I first picked out this book because my parents had recommended it and secondly I was maybe thinking of doing something with Rowing the next year so I thought the book would help convince me to do rowing. It has done the exact opposite of that and has made me stay away. Brown describes the training for the rigorous sport to the smallest detail. Just the fact that one rowing race “takes the same amount of energy as playing two basketball games back to back” is enough for me to say no to the sport. This quote really shows Browns brilliance in how he is able to draw a really powerful image in a person’s head without using super complicated terms or long sentences. Just this quote creates an image as pushing your muscles to the toughest and being so exhausted you might pass out. Brown does this so many times in the book and I continue to read the book for those small descriptions.

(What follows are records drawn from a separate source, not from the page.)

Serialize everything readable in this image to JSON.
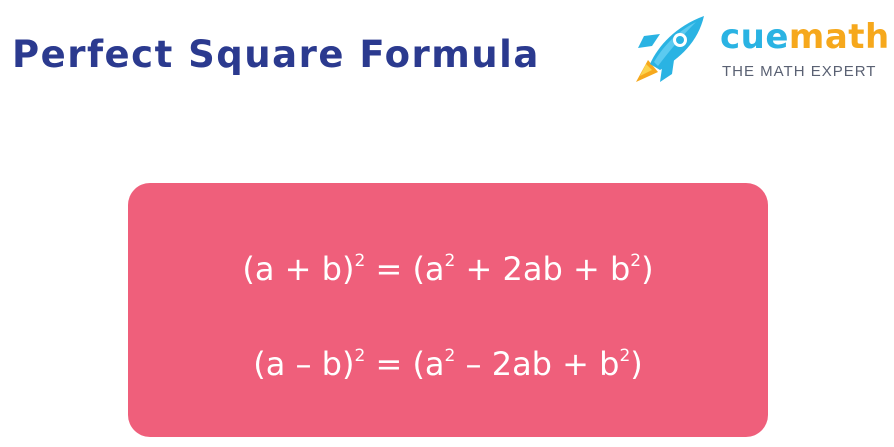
{
  "header": {
    "title": "Perfect Square Formula"
  },
  "logo": {
    "brand_part1": "cue",
    "brand_part2": "math",
    "tagline": "THE MATH EXPERT",
    "icon": "rocket-icon"
  },
  "formulas": [
    {
      "lhs_base": "(a + b)",
      "lhs_exp": "2",
      "rhs_open": "= (a",
      "rhs_exp1": "2",
      "rhs_mid": "+ 2ab + b",
      "rhs_exp2": "2",
      "rhs_close": ")"
    },
    {
      "lhs_base": "(a – b)",
      "lhs_exp": "2",
      "rhs_open": "= (a",
      "rhs_exp1": "2",
      "rhs_mid": "– 2ab + b",
      "rhs_exp2": "2",
      "rhs_close": ")"
    }
  ],
  "colors": {
    "title": "#2b3a8f",
    "card_background": "#ef5f7b",
    "formula_text": "#ffffff",
    "brand_cue": "#2ab3e3",
    "brand_math": "#f6a81c"
  }
}
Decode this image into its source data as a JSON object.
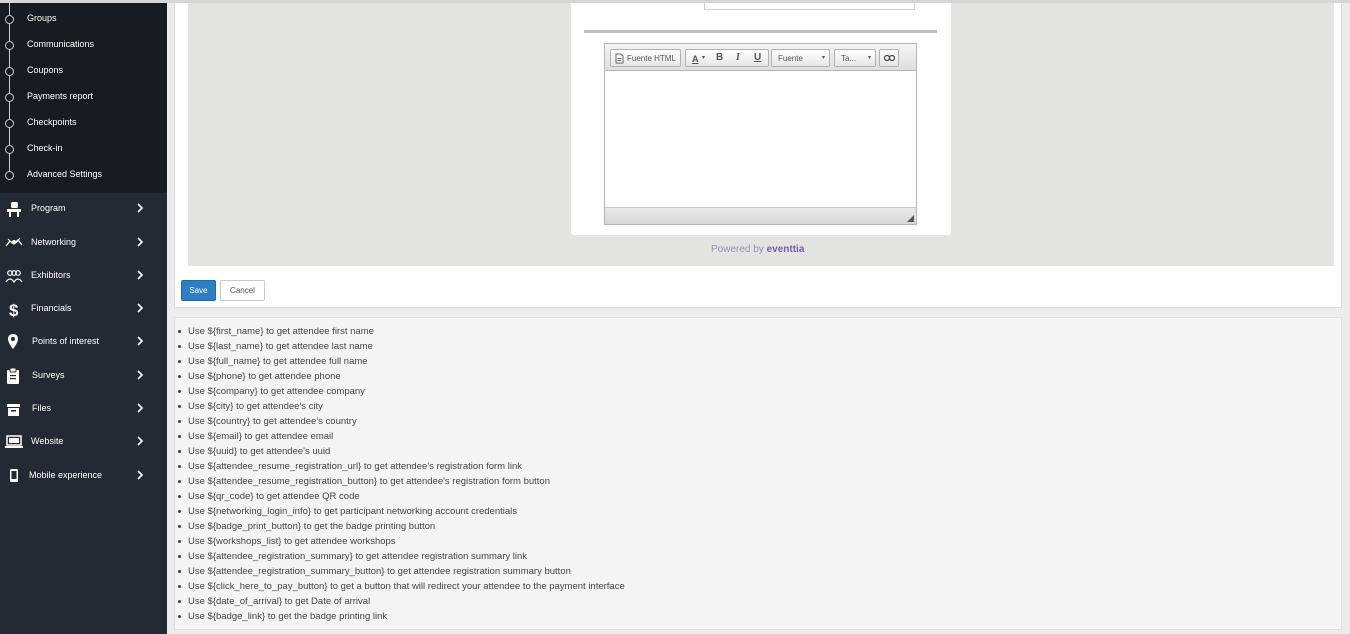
{
  "sidebar": {
    "sub_items": [
      {
        "label": "Groups"
      },
      {
        "label": "Communications"
      },
      {
        "label": "Coupons"
      },
      {
        "label": "Payments report"
      },
      {
        "label": "Checkpoints"
      },
      {
        "label": "Check-in"
      },
      {
        "label": "Advanced Settings"
      }
    ],
    "nav_items": [
      {
        "label": "Program",
        "icon": "program-icon"
      },
      {
        "label": "Networking",
        "icon": "networking-icon"
      },
      {
        "label": "Exhibitors",
        "icon": "exhibitors-icon"
      },
      {
        "label": "Financials",
        "icon": "dollar-icon"
      },
      {
        "label": "Points of interest",
        "icon": "map-pin-icon"
      },
      {
        "label": "Surveys",
        "icon": "clipboard-icon"
      },
      {
        "label": "Files",
        "icon": "box-icon"
      },
      {
        "label": "Website",
        "icon": "laptop-icon"
      },
      {
        "label": "Mobile experience",
        "icon": "mobile-icon"
      }
    ]
  },
  "editor": {
    "toolbar": {
      "source_label": "Fuente HTML",
      "text_color_label": "A",
      "bold_label": "B",
      "italic_label": "I",
      "underline_label": "U",
      "font_select": "Fuente",
      "size_select": "Ta..."
    }
  },
  "powered_by": {
    "prefix": "Powered by",
    "brand": "eventtia"
  },
  "actions": {
    "save_label": "Save",
    "cancel_label": "Cancel"
  },
  "variables_help": [
    "Use ${first_name} to get attendee first name",
    "Use ${last_name} to get attendee last name",
    "Use ${full_name} to get attendee full name",
    "Use ${phone} to get attendee phone",
    "Use ${company} to get attendee company",
    "Use ${city} to get attendee's city",
    "Use ${country} to get attendee's country",
    "Use ${email} to get attendee email",
    "Use ${uuid} to get attendee's uuid",
    "Use ${attendee_resume_registration_url} to get attendee's registration form link",
    "Use ${attendee_resume_registration_button} to get attendee's registration form button",
    "Use ${qr_code} to get attendee QR code",
    "Use ${networking_login_info} to get participant networking account credentials",
    "Use ${badge_print_button} to get the badge printing button",
    "Use ${workshops_list} to get attendee workshops",
    "Use ${attendee_registration_summary} to get attendee registration summary link",
    "Use ${attendee_registration_summary_button} to get attendee registration summary button",
    "Use ${click_here_to_pay_button} to get a button that will redirect your attendee to the payment interface",
    "Use ${date_of_arrival} to get Date of arrival",
    "Use ${badge_link} to get the badge printing link"
  ],
  "colors": {
    "sidebar_bg": "#232a33",
    "subnav_bg": "#171c22",
    "primary": "#2f7ec1",
    "brand": "#7a5ea8"
  }
}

The emphasis on teamwork can also be really moving within the book. Just seeing the brotherhood between all these boys with different stories coming around and bonding around a common interest is really something special. This not only allows for heart-moving scenes between characters but allows further depth into the theme of the book, Self Vs. Community. This theme is something all humans will have to figure out at one point in their life. Is it better to do something for oneself or to do something for the community. The answer that our body wants to say is do something for yourself. The answer our heart, and every singe person in society wants to answer is do something for the community. It seems obvious that one should be doing things for the community, but this book really dives in deeper into what is actually better.

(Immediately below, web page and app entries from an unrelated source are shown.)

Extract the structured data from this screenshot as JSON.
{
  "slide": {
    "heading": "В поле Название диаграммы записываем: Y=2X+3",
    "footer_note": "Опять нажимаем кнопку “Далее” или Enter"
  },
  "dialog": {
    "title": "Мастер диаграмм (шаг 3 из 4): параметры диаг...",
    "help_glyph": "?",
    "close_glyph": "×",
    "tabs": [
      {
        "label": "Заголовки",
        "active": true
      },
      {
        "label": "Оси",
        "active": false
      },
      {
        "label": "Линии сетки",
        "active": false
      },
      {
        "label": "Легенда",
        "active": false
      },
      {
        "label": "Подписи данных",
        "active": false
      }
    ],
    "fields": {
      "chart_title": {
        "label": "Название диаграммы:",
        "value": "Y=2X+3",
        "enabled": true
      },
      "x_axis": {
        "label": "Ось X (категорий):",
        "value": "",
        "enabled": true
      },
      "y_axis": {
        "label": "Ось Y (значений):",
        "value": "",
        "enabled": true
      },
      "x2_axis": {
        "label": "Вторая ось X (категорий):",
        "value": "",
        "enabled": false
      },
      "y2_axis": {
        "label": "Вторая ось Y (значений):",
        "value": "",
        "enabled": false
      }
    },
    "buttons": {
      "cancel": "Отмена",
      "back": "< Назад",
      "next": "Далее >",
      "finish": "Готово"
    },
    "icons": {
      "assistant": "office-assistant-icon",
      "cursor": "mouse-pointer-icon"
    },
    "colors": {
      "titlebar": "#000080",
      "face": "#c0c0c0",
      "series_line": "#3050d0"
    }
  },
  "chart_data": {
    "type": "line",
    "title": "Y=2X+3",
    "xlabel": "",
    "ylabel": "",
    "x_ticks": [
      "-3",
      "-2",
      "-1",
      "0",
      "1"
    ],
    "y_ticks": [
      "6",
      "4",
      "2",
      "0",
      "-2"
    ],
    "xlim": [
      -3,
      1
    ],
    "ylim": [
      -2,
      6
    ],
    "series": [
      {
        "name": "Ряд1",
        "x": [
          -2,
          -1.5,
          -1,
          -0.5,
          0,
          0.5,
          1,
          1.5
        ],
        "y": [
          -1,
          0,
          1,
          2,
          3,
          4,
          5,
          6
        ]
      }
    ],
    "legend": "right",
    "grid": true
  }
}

I hate to be a sucker and leave this for last but this just is to glaring to leave behind. This book is just to hard to get through. Whenever I’m reading it, I always want to put it down and I’ll put the blame on the writers style. The main problem is the book has not convinced me to care about the plot of the book. In the best works of literature the author makes the reader emotionally attached to a character or characters so that they can care about what happens to that character. The author does none of that and spends no time making me care about the main character Joe. All he has done is describe some living conditions that were terrible growing up but if I wanted to feel bad about people’s living conditions I wouldn’t be reading this book. I wanted to read this book to see a thrill of rowing and the fun with it, but the book so far is just a continuous cycle of rowing practice and flashbacks. To put it simply I don’t really care for this book as the author has done nothing to make me have an incentive to do so.